▶ **YOUR TASK**: Find how many lines below mention "true". Nothing but the number is needed.

^^^^

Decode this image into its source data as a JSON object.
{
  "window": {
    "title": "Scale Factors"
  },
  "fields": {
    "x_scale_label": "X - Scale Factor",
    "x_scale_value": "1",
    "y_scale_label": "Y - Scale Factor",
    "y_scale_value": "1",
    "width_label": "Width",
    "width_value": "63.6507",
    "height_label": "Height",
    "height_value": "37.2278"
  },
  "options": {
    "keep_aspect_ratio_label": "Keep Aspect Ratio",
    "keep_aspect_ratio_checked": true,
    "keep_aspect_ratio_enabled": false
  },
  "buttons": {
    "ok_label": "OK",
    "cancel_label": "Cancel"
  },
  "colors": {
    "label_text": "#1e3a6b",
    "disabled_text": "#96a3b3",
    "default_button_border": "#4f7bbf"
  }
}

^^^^

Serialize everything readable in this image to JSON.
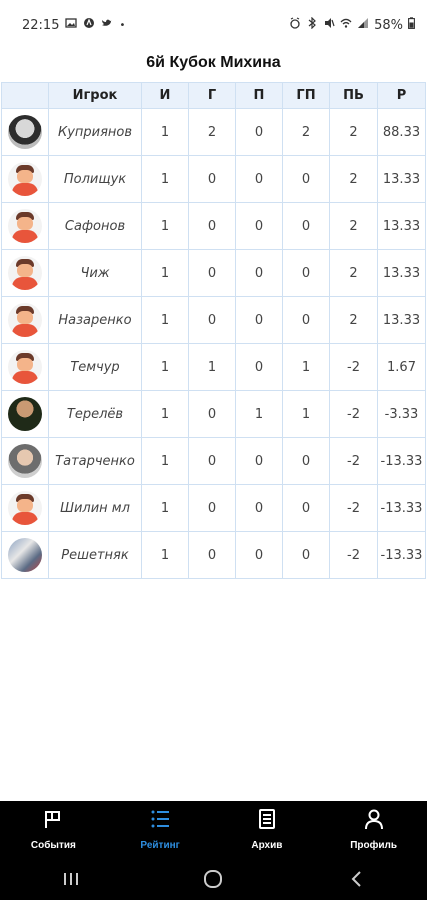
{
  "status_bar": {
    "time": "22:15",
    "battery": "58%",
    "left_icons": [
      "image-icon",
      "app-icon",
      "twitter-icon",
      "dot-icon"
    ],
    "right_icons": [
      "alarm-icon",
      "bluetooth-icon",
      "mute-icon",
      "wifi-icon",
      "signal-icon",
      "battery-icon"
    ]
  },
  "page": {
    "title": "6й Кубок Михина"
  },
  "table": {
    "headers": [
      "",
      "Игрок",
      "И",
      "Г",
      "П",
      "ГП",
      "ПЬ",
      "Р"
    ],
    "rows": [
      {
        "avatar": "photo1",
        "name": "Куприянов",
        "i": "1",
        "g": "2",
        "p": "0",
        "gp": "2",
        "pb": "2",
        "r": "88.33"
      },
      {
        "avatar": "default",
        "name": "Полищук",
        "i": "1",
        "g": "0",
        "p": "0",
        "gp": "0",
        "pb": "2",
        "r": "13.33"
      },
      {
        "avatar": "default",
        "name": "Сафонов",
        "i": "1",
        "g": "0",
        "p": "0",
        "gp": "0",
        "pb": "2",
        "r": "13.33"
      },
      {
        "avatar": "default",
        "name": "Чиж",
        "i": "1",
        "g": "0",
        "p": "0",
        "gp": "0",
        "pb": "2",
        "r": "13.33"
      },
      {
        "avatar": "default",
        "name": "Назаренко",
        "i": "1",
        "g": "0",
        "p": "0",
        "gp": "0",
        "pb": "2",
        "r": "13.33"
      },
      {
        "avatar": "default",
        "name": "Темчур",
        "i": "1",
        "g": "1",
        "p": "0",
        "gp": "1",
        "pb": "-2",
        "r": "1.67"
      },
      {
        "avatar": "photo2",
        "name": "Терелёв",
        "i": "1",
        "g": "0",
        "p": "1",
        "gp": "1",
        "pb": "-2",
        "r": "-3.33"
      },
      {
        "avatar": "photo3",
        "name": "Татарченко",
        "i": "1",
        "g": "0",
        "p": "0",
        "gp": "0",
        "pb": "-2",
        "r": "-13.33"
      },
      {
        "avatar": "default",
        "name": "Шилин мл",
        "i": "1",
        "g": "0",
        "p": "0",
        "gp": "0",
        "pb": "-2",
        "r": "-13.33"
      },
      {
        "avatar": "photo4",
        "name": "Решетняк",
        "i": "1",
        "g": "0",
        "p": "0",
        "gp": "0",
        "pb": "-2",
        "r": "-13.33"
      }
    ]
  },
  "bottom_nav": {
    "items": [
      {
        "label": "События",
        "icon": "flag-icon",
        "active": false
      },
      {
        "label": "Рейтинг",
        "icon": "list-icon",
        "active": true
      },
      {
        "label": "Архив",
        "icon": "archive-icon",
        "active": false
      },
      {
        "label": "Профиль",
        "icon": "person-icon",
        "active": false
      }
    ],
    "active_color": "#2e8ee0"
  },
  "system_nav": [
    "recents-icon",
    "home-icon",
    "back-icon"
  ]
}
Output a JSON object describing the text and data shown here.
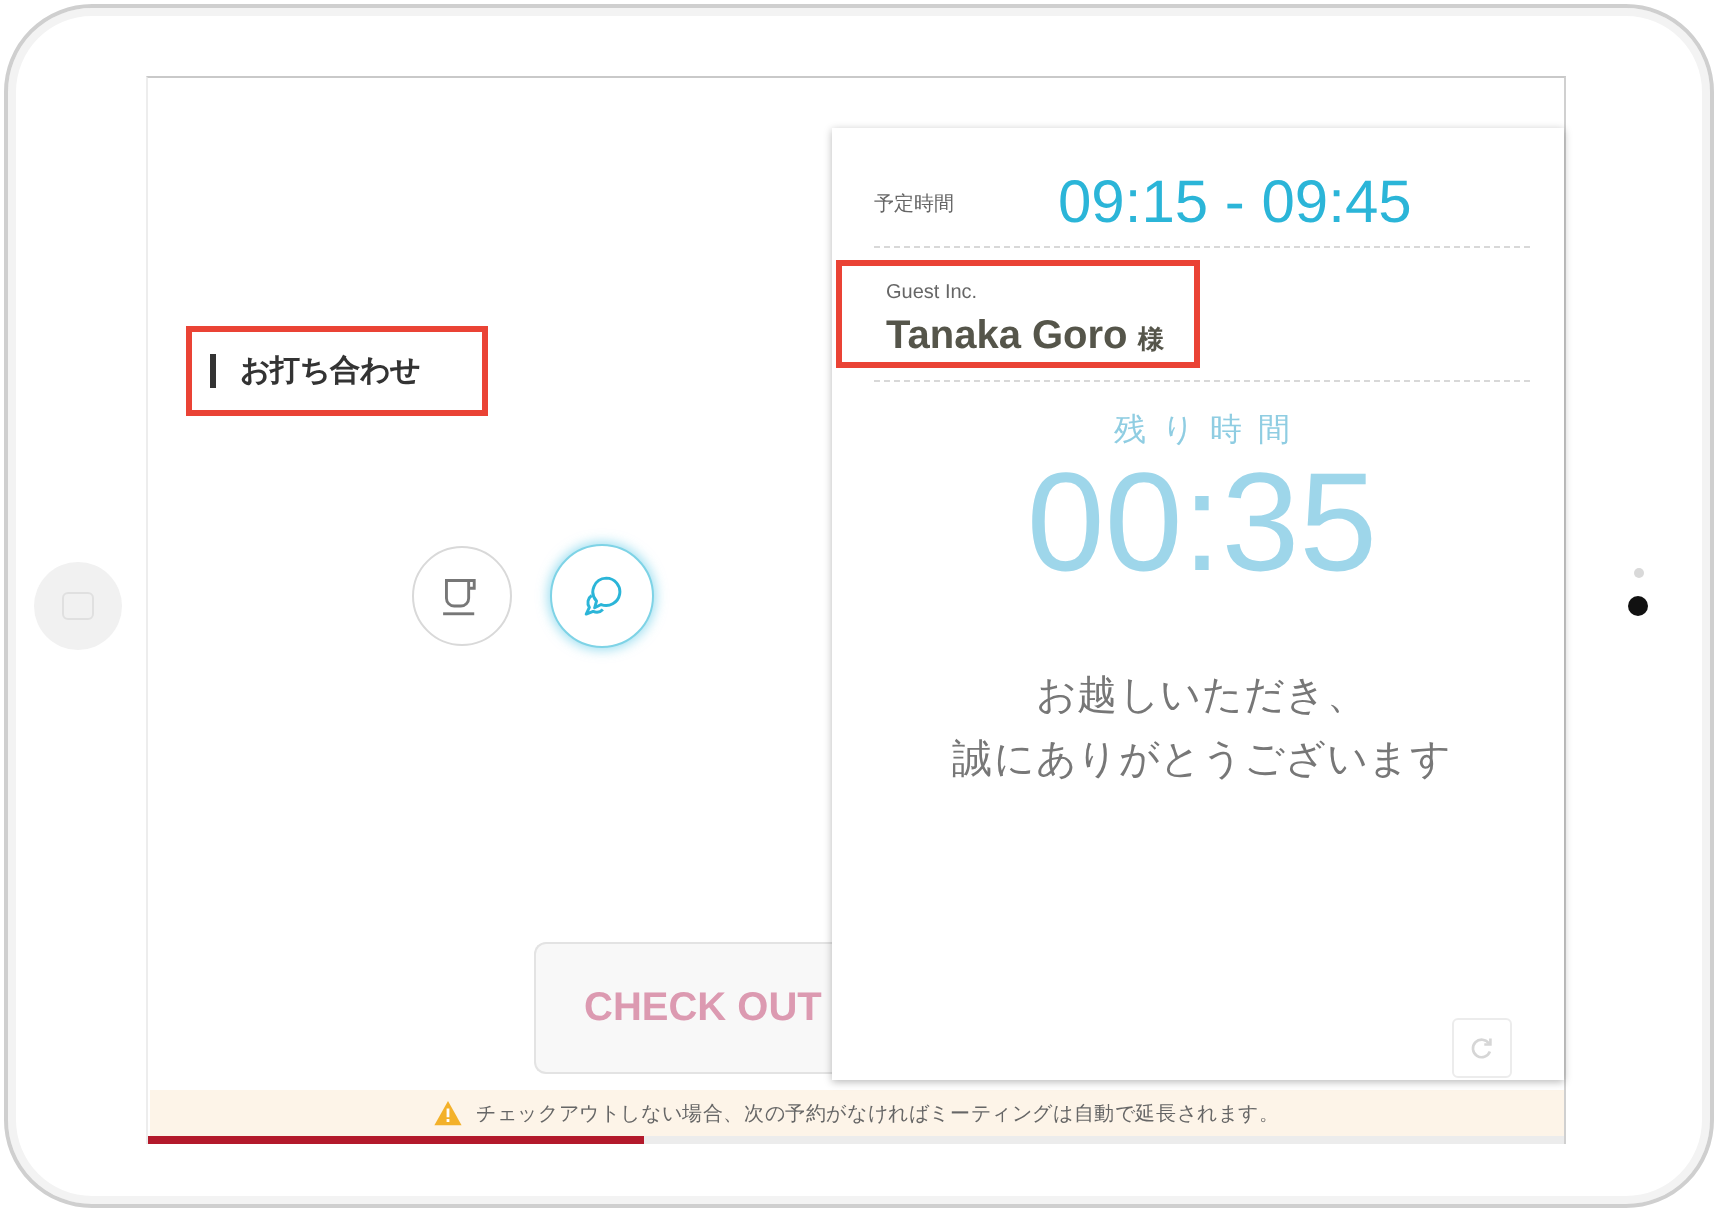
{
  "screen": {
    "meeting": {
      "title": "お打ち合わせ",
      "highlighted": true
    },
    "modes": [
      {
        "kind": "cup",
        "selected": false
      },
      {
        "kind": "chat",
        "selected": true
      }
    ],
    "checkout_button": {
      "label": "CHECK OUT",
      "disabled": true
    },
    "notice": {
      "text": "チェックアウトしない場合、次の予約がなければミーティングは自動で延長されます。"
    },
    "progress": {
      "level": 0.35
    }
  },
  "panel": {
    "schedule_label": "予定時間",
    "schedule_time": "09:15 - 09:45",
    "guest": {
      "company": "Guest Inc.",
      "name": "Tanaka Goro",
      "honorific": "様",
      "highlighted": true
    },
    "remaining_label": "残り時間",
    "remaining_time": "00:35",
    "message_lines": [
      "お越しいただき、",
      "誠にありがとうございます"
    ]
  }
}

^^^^

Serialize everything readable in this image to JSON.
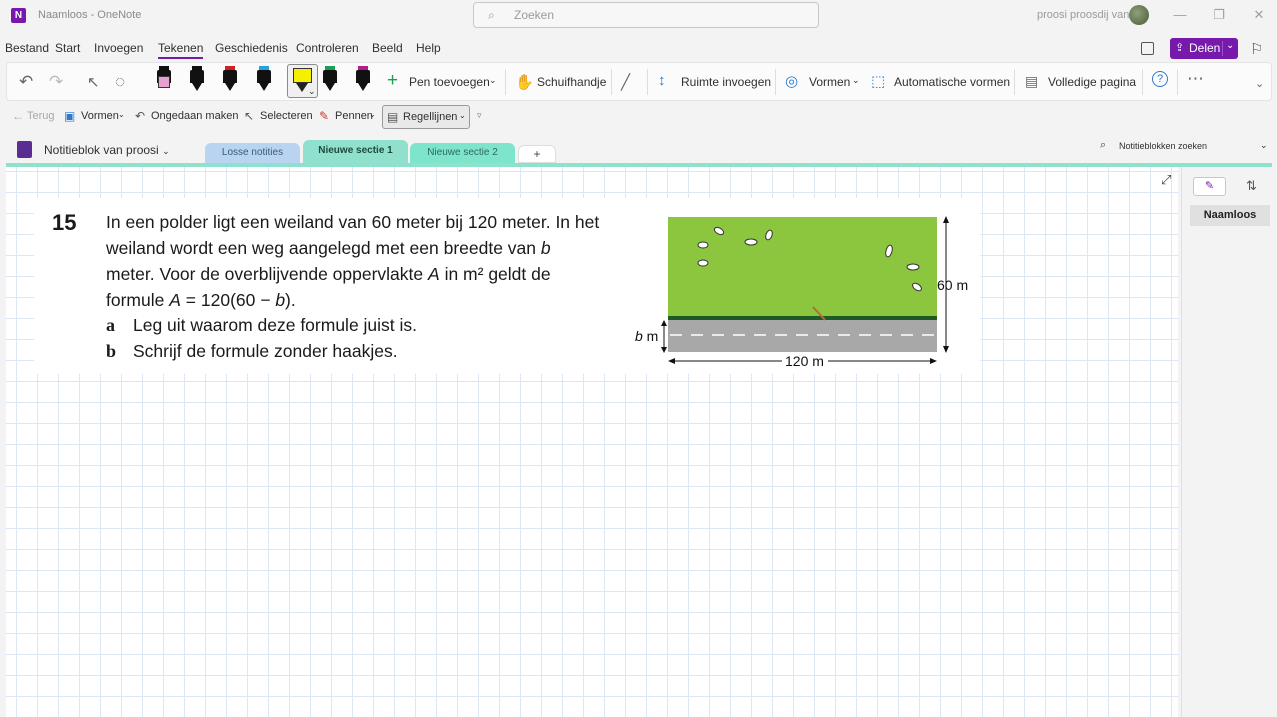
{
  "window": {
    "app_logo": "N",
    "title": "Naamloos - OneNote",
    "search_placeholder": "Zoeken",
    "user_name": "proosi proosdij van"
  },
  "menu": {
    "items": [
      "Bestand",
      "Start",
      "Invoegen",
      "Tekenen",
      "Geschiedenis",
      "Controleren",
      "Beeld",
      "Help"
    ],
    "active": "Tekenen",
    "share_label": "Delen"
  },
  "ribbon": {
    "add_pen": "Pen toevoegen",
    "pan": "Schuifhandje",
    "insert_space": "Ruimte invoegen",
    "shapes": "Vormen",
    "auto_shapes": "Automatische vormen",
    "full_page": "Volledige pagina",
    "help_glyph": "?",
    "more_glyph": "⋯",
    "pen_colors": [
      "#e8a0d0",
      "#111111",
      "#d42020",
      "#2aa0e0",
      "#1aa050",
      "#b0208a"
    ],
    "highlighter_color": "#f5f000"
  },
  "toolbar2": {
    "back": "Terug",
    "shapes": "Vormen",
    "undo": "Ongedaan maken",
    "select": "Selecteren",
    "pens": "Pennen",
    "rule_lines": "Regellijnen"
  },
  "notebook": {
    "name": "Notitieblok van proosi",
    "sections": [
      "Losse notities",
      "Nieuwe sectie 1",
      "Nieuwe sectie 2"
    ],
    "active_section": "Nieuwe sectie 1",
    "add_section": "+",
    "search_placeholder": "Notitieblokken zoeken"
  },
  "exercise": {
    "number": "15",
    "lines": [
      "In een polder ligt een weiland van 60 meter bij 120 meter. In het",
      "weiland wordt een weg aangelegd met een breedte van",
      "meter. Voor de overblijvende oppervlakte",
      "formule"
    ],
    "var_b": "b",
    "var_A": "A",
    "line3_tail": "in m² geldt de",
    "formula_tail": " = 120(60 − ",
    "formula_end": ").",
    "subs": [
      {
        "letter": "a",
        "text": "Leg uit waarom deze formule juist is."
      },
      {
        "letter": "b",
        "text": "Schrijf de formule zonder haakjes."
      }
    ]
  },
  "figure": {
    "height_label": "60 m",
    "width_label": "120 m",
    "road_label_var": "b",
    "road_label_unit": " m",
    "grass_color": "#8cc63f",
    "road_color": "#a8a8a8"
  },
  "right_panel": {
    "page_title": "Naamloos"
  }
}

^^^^

▶ **SOLUTION BELOW**: 6